  • PLUS loans that are made to the parent of a dependent student cannot be passed to the student through a Direct Consolidation Loan. (Basically, this means that a student who applies for a Direct Consolidation Loan cannot include a PLUS loan taken out by his or her parent in the Direct Consolidation Loan.)
  • If you defaulted on a federal student loan and there is a court judgment against you on that loan, the loan cannot be part of the consolidation—unless a court vacates the judgment.
  • If you defaulted on a federal student loan and there is now an order for wage garnishment in place because of that loan, the loan cannot be included in the consolidation—unless the order is lifted.

Where You Can Go to Find Out Which Type of Loans You Have

If you don’t know what type of federal student loans you have, you can access information about them at the National Student Loan Data System (NSLDS) at https://www.nslds.ed.gov. This is the Department of Education’s main database for student aid.

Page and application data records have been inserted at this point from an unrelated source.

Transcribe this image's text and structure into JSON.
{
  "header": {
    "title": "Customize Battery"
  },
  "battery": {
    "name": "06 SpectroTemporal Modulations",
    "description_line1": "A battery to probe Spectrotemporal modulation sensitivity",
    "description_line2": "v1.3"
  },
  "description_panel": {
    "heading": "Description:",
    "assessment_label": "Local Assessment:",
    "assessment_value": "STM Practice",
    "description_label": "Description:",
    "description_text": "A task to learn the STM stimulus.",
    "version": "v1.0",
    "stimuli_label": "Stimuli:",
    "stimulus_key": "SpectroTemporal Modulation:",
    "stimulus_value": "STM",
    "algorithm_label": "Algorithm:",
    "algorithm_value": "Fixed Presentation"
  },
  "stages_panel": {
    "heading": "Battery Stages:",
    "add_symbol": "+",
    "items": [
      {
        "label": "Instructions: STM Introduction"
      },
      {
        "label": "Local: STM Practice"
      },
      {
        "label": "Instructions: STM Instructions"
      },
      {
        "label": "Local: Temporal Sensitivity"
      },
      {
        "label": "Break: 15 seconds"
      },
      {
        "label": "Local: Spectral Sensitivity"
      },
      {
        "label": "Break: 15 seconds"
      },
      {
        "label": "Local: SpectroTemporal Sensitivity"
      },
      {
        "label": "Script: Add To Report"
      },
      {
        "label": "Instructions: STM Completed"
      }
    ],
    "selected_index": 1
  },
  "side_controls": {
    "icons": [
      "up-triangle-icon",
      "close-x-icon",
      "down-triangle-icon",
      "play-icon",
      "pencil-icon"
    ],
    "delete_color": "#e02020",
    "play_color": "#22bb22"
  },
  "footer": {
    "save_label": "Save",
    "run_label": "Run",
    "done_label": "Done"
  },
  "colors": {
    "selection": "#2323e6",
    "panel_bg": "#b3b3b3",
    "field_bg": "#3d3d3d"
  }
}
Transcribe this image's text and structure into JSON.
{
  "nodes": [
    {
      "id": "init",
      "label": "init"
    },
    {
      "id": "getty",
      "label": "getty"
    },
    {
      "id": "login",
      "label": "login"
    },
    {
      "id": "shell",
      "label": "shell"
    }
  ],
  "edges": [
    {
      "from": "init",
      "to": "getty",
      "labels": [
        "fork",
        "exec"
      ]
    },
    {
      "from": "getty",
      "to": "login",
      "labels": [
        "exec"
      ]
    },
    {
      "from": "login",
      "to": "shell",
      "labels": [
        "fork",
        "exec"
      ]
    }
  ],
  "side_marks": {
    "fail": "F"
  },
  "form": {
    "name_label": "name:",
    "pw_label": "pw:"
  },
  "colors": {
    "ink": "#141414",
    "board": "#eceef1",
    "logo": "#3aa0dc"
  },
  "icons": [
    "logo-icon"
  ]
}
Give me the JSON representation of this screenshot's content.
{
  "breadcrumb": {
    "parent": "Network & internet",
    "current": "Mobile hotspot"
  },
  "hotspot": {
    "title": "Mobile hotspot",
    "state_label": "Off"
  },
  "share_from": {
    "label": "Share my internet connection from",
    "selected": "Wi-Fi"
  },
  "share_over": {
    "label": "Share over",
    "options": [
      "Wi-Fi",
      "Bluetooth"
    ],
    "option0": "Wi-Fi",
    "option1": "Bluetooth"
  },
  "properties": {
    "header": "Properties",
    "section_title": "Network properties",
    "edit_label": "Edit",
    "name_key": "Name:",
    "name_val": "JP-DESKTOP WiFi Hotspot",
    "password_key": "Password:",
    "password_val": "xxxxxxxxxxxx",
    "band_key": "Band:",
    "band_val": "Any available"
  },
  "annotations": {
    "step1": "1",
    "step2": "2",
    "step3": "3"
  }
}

In order to get information about your federal student loans from this website, you will need a Federal Student Aid (FSA) ID (which is a username and password). To apply for your FSA ID, if you don’t already have one, go to https://nslds.ed.gov/npas/index.htm and click on “Create An FSA ID.” You can also call 1-800-557-7394 to get assistance with this. Further information is available at https://studentloans.gov or https://studentaid.ed.gov/FSAID.